In the seventh amendment of the Constitution in 1956 the distinction between the Part A and Part B states was abolished. Subsequently states were reorganized on linguistic basis. As a result several new states were formed, eg. Haryana, Goa, Nagaland, Mizoram etc. At present there are 28 States and 9 union territories.
The States :
- Andhra Pradesh
- Arunachal Pradesh
- Himachal Pradesh
- Madhya Pradesh
- Tamil Nadu
- Uttar Pradesh
- West Bengal
Union Territories :
- Andaman and Nicobar Islands
- Dadra and Nagar Haveli
- Daman and Diu
- jammu & Kashmir
Article 2[edit | edit source]
Article 2 states that the parliament may, by law, admit new states into Union of India or establish new states on terms and conditions it deems fit.
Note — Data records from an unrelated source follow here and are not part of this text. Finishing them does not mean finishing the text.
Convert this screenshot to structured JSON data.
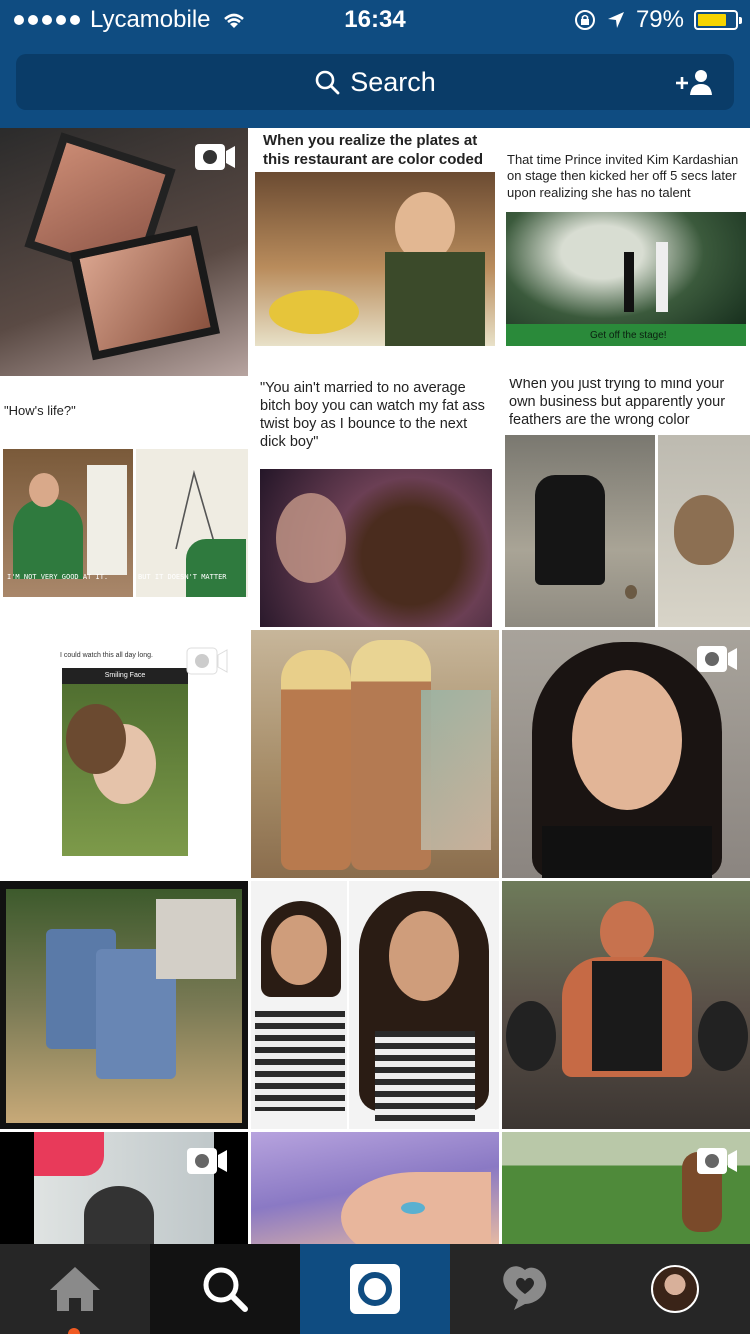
{
  "status_bar": {
    "carrier": "Lycamobile",
    "time": "16:34",
    "battery": "79%",
    "battery_level": 0.79
  },
  "search": {
    "placeholder": "Search"
  },
  "captions": {
    "plates": "When you realize the plates at this restaurant are color coded",
    "prince": "That time Prince invited Kim Kardashian on stage then kicked her off 5 secs later upon realizing she has no talent",
    "prince_sub": "Get off the stage!",
    "hows_life": "\"How's life?\"",
    "not_good": "I'M NOT VERY GOOD AT IT.",
    "doesnt_matter": "BUT IT DOESN'T MATTER",
    "married": "\"You ain't married to no average bitch boy you can watch my fat ass twist boy as I bounce to the next dick boy\"",
    "feathers": "When you just trying to mind your own business but apparently your feathers are the wrong color",
    "watch_all_day": "I could watch this all day long.",
    "smiling_face": "Smiling Face"
  },
  "tabs": [
    "home",
    "search",
    "camera",
    "activity",
    "profile"
  ],
  "colors": {
    "brand": "#0f4c81",
    "tabbar": "#262626",
    "notification_dot": "#f05a22",
    "battery_fill": "#f5d400"
  }
}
For eg. the addition of the State of Sikkim by the 35th (1974) and 36th (1975) constitutional amendments.
Article 3[edit | edit source]
Article 3 empowers the parliament to form a new state by separation of a part of territory of an established state or to unite two or more states or parts of states or by uniting any territory to a part of any state. This article provides that area of any state can reduced or increased and alter the boundaries or change the name of a state. Even though the state boundaries are subject to change, their area cannot be acquired by a foreign state. 
There is also a saving clause in the article to protect the rights of the state. The first condition is that no bill for the purpose can be introduced in the either house except on recommendation of the President of India. Second, whether the proposal contains the alternation of the area, boundaries or name of the state mentioned, it has to referred by President to the Legislatures of concerned states, for expressing opinions. Such opinion has to be expressed within a period specified by the President. In any case, the views expressed do not bind the decisions of either the President or the Parliament.
Article 4[edit | edit source]
This article specifies that the laws provided in article 2 and 3, admission/establishment of new states and alternation of names , areas and boundaries etc. of established states, are not to be considered amendments of the Constitution under article 368, which means these can be passed without resorting to any special procedure and by simple majority.
References[edit | edit source]
- , Constitution Society Site
- Kashyap, Subhash C. (1994). Our Constitution : an introduction to India's Constitution and Constitutional law (2nd ed. ed.). New Delhi: National Book Trust, India. p. 80. ISBN 9788123707341.
- , Law Ministry of India
- , THE CONSTITUTION (SEVENTH AMENDMENT) ACT, 1956
- , List of States and Union territories of India
- , UNESCO Indian States List
- , THE CONSTITUTION (THIRTY-SIXTH AMENDMENT) ACT, 1975
- Babulal v. State of Bombay, AIR 1960 SC 51